◆ SOURCE MATERIAL:
-*-
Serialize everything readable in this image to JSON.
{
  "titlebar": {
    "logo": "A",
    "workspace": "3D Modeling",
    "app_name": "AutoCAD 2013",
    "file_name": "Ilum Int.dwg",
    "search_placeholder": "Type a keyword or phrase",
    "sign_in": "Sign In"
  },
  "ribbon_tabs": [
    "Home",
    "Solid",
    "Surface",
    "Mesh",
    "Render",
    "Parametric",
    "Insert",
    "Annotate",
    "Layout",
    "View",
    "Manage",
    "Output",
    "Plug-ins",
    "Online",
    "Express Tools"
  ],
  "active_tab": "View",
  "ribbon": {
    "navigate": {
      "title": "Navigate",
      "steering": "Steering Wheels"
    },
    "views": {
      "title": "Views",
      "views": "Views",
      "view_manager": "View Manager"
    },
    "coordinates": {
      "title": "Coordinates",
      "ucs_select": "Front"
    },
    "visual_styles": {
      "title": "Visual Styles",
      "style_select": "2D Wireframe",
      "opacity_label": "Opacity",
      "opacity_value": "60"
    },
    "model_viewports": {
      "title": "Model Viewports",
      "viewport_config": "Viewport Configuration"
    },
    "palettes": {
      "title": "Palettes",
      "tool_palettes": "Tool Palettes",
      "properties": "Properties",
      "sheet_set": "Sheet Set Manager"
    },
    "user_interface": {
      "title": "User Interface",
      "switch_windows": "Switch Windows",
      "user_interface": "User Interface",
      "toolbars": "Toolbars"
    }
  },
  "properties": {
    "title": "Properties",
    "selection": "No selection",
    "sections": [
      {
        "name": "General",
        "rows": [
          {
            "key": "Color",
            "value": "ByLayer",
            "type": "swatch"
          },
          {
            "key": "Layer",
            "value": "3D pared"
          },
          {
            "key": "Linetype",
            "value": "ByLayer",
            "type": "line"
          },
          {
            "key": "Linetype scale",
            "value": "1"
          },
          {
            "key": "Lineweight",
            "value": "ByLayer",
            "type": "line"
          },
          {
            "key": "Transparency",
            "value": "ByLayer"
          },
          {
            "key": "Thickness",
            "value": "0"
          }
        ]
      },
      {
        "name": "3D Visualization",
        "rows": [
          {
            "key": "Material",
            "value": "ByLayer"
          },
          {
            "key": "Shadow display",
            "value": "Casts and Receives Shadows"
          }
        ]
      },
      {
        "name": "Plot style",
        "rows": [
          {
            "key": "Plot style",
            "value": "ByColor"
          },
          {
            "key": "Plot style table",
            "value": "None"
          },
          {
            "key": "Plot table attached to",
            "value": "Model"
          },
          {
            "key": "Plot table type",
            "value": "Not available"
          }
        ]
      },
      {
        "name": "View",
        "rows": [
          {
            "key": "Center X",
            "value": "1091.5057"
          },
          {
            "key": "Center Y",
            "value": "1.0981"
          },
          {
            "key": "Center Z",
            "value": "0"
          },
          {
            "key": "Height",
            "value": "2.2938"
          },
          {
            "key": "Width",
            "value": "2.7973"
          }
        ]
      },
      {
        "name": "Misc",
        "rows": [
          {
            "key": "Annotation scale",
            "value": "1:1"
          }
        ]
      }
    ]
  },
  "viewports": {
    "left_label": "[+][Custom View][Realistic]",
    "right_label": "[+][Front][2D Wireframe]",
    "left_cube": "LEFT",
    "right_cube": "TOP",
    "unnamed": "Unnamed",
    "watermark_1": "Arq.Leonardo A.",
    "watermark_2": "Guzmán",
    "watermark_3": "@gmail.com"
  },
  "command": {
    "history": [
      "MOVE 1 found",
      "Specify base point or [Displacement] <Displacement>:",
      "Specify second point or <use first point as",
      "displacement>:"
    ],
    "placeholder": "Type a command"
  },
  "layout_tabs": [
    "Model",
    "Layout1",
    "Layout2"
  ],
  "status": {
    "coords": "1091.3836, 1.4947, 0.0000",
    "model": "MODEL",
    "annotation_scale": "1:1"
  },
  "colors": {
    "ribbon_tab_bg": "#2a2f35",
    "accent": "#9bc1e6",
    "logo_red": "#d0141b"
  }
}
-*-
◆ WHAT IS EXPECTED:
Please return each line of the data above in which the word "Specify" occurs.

◆ RESPONSE TO THE EXERCISE:
      "Specify base point or [Displacement] <Displacement>:",
      "Specify second point or <use first point as",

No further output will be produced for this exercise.